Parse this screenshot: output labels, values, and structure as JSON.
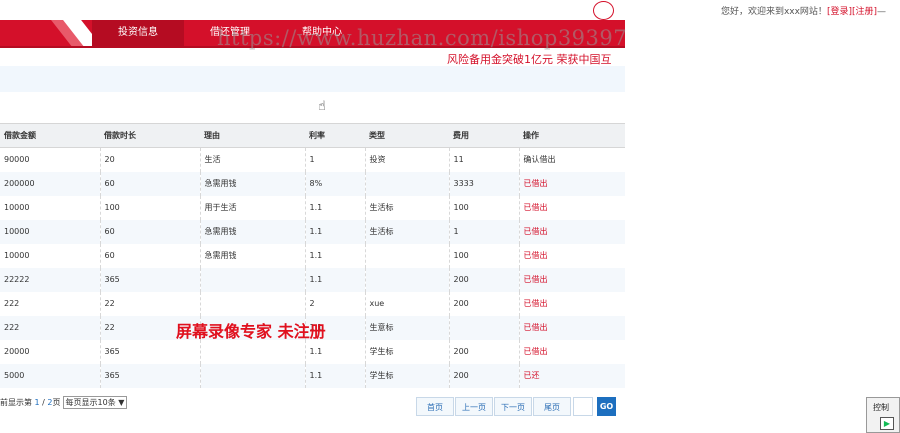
{
  "header": {
    "welcome_prefix": "您好，欢迎来到xxx网站！",
    "login": "[登录]",
    "register": "[注册]",
    "suffix": "—"
  },
  "nav": {
    "items": [
      {
        "label": "投资信息",
        "active": true
      },
      {
        "label": "借还管理",
        "active": false
      },
      {
        "label": "帮助中心",
        "active": false
      }
    ]
  },
  "slogan": "风险备用金突破1亿元  荣获中国互",
  "watermark_url": "https://www.huzhan.com/ishop39397",
  "cursor_icon": "hand-pointer-icon",
  "table": {
    "headers": [
      "借款金额",
      "借款时长",
      "理由",
      "利率",
      "类型",
      "费用",
      "操作"
    ],
    "rows": [
      [
        "90000",
        "20",
        "生活",
        "1",
        "投资",
        "11",
        "确认借出"
      ],
      [
        "200000",
        "60",
        "急需用钱",
        "8%",
        "",
        "3333",
        "已借出"
      ],
      [
        "10000",
        "100",
        "用于生活",
        "1.1",
        "生活标",
        "100",
        "已借出"
      ],
      [
        "10000",
        "60",
        "急需用钱",
        "1.1",
        "生活标",
        "1",
        "已借出"
      ],
      [
        "10000",
        "60",
        "急需用钱",
        "1.1",
        "",
        "100",
        "已借出"
      ],
      [
        "22222",
        "365",
        "",
        "1.1",
        "",
        "200",
        "已借出"
      ],
      [
        "222",
        "22",
        "",
        "2",
        "xue",
        "200",
        "已借出"
      ],
      [
        "222",
        "22",
        "",
        "1.1",
        "生意标",
        "",
        "已借出"
      ],
      [
        "20000",
        "365",
        "",
        "1.1",
        "学生标",
        "200",
        "已借出"
      ],
      [
        "5000",
        "365",
        "",
        "1.1",
        "学生标",
        "200",
        "已还"
      ]
    ]
  },
  "recorder_watermark": "屏幕录像专家  未注册",
  "pager": {
    "prefix": "前显示第 ",
    "current": "1",
    "sep": " / ",
    "total": "2",
    "suffix": "页",
    "per_page": "每页显示10条 ▼",
    "first": "首页",
    "prev": "上一页",
    "next": "下一页",
    "last": "尾页",
    "go": "GO"
  },
  "control": {
    "title": "控制",
    "play_icon": "play-icon",
    "play_glyph": "▶"
  },
  "colors": {
    "brand_red": "#d4102a",
    "link_blue": "#1f6fbf"
  }
}
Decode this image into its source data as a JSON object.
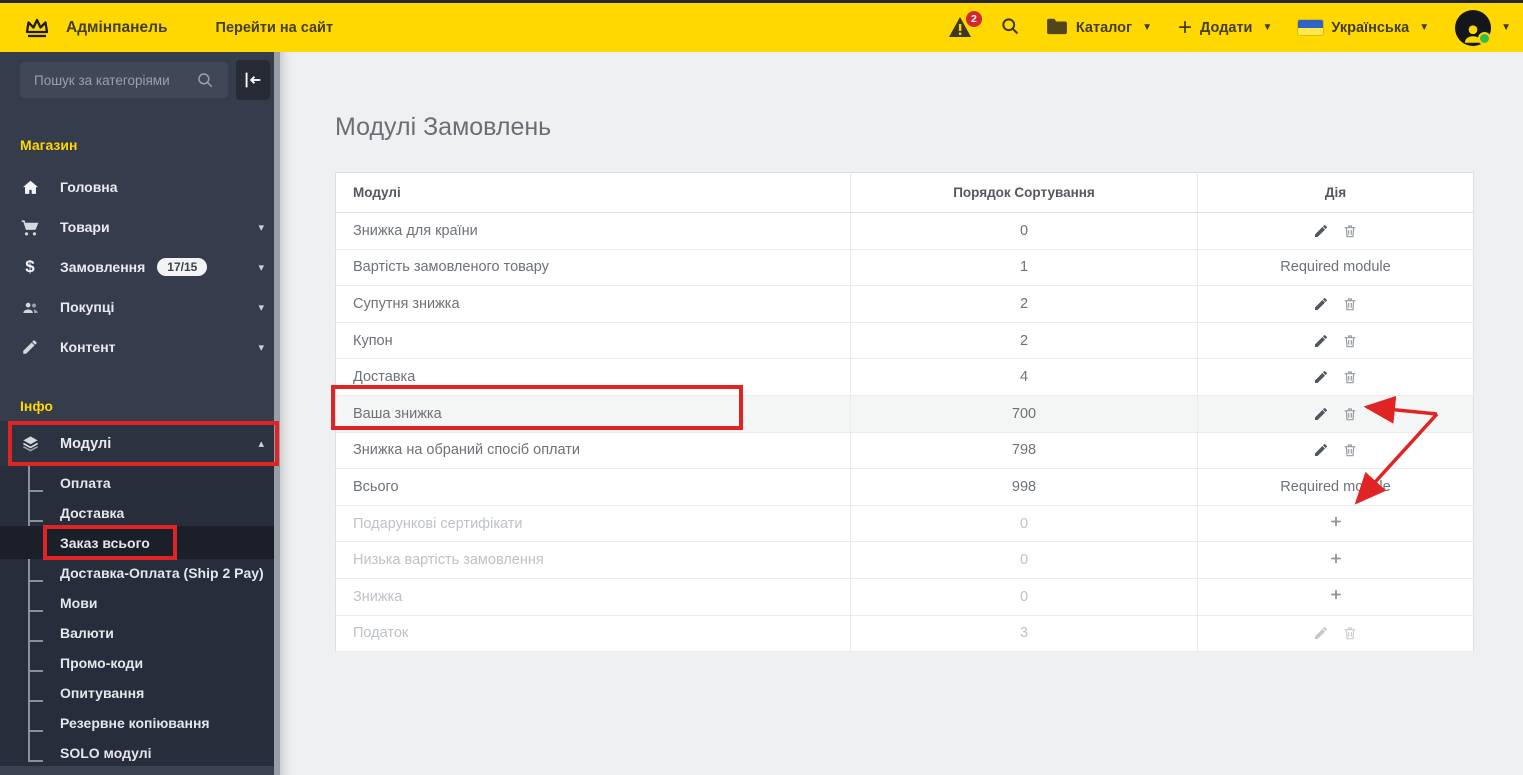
{
  "colors": {
    "accent": "#ffd701",
    "annotation": "#e02423",
    "sidebar": "#353d4c"
  },
  "topbar": {
    "brand": "Адмінпанель",
    "goto_site": "Перейти на сайт",
    "alerts_count": "2",
    "catalog_label": "Каталог",
    "add_label": "Додати",
    "language_label": "Українська"
  },
  "sidebar": {
    "search_placeholder": "Пошук за категоріями",
    "sections": [
      {
        "header": "Магазин",
        "items": [
          {
            "label": "Головна",
            "icon": "home-icon"
          },
          {
            "label": "Товари",
            "icon": "cart-icon",
            "chevron": "down"
          },
          {
            "label": "Замовлення",
            "icon": "dollar-icon",
            "badge": "17/15",
            "chevron": "down"
          },
          {
            "label": "Покупці",
            "icon": "customers-icon",
            "chevron": "down"
          },
          {
            "label": "Контент",
            "icon": "content-icon",
            "chevron": "down"
          }
        ]
      },
      {
        "header": "Інфо",
        "items": [
          {
            "label": "Модулі",
            "icon": "layers-icon",
            "chevron": "up",
            "expanded": true,
            "children": [
              "Оплата",
              "Доставка",
              "Заказ всього",
              "Доставка-Оплата (Ship 2 Pay)",
              "Мови",
              "Валюти",
              "Промо-коди",
              "Опитування",
              "Резервне копіювання",
              "SOLO модулі"
            ],
            "active_index": 2
          }
        ]
      }
    ]
  },
  "main": {
    "title": "Модулі Замовлень",
    "table": {
      "columns": [
        "Модулі",
        "Порядок Сортування",
        "Дія"
      ],
      "rows": [
        {
          "name": "Знижка для країни",
          "sort": "0",
          "action": "edit-delete"
        },
        {
          "name": "Вартість замовленого товару",
          "sort": "1",
          "action": "required",
          "action_label": "Required module"
        },
        {
          "name": "Супутня знижка",
          "sort": "2",
          "action": "edit-delete"
        },
        {
          "name": "Купон",
          "sort": "2",
          "action": "edit-delete"
        },
        {
          "name": "Доставка",
          "sort": "4",
          "action": "edit-delete"
        },
        {
          "name": "Ваша знижка",
          "sort": "700",
          "action": "edit-delete",
          "highlight": true
        },
        {
          "name": "Знижка на обраний спосіб оплати",
          "sort": "798",
          "action": "edit-delete"
        },
        {
          "name": "Всього",
          "sort": "998",
          "action": "required",
          "action_label": "Required module"
        },
        {
          "name": "Подарункові сертифікати",
          "sort": "0",
          "action": "add",
          "muted": true
        },
        {
          "name": "Низька вартість замовлення",
          "sort": "0",
          "action": "add",
          "muted": true
        },
        {
          "name": "Знижка",
          "sort": "0",
          "action": "add",
          "muted": true
        },
        {
          "name": "Податок",
          "sort": "3",
          "action": "edit-delete",
          "muted": true
        }
      ]
    }
  }
}
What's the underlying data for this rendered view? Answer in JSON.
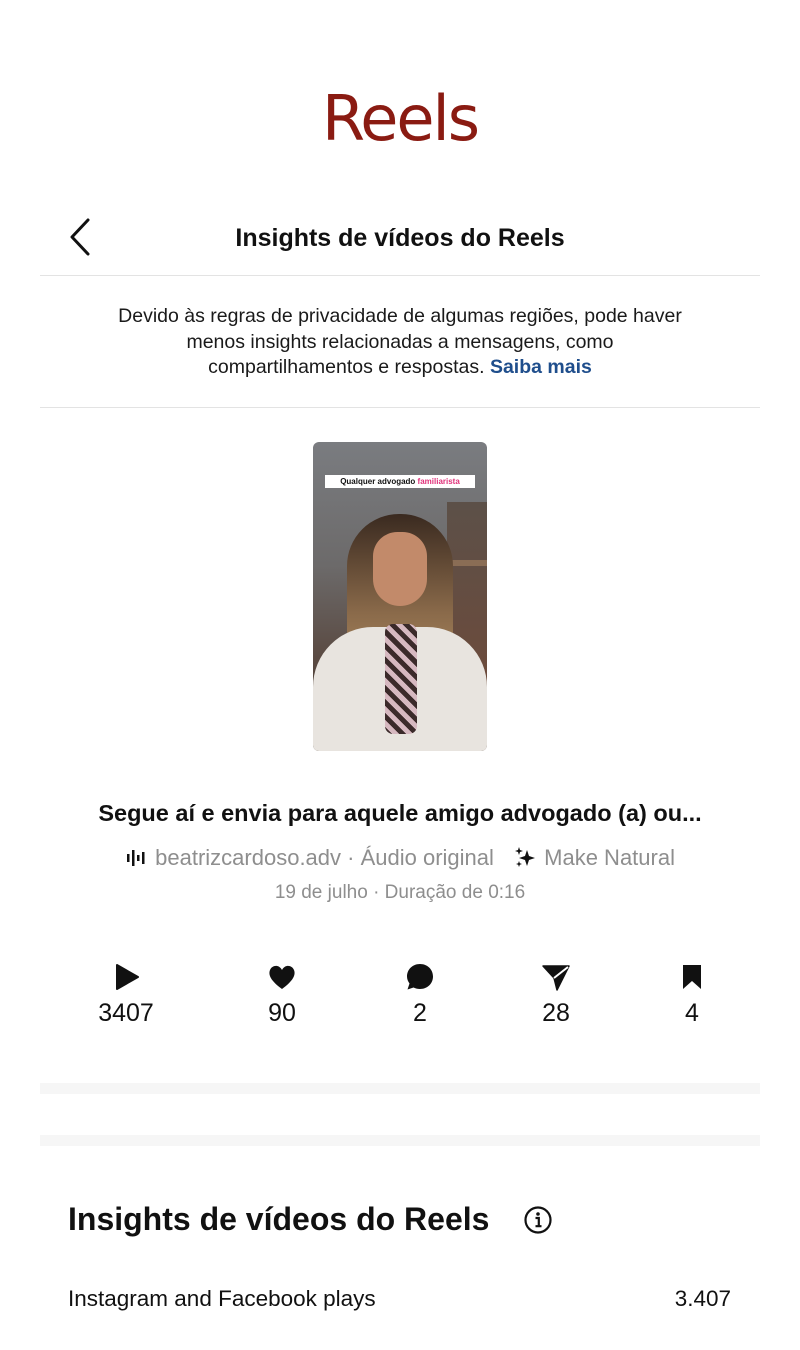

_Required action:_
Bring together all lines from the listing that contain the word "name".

_Result of this exercise:_
          "name": "Знижка для країни",
          "name": "Вартість замовленого товару",
          "name": "Супутня знижка",
          "name": "Купон",
          "name": "Доставка",
          "name": "Ваша знижка",
          "name": "Знижка на обраний спосіб оплати",
          "name": "Всього",
          "name": "Подарункові сертифікати",
          "name": "Низька вартість замовлення",
          "name": "Знижка",
          "name": "Податок",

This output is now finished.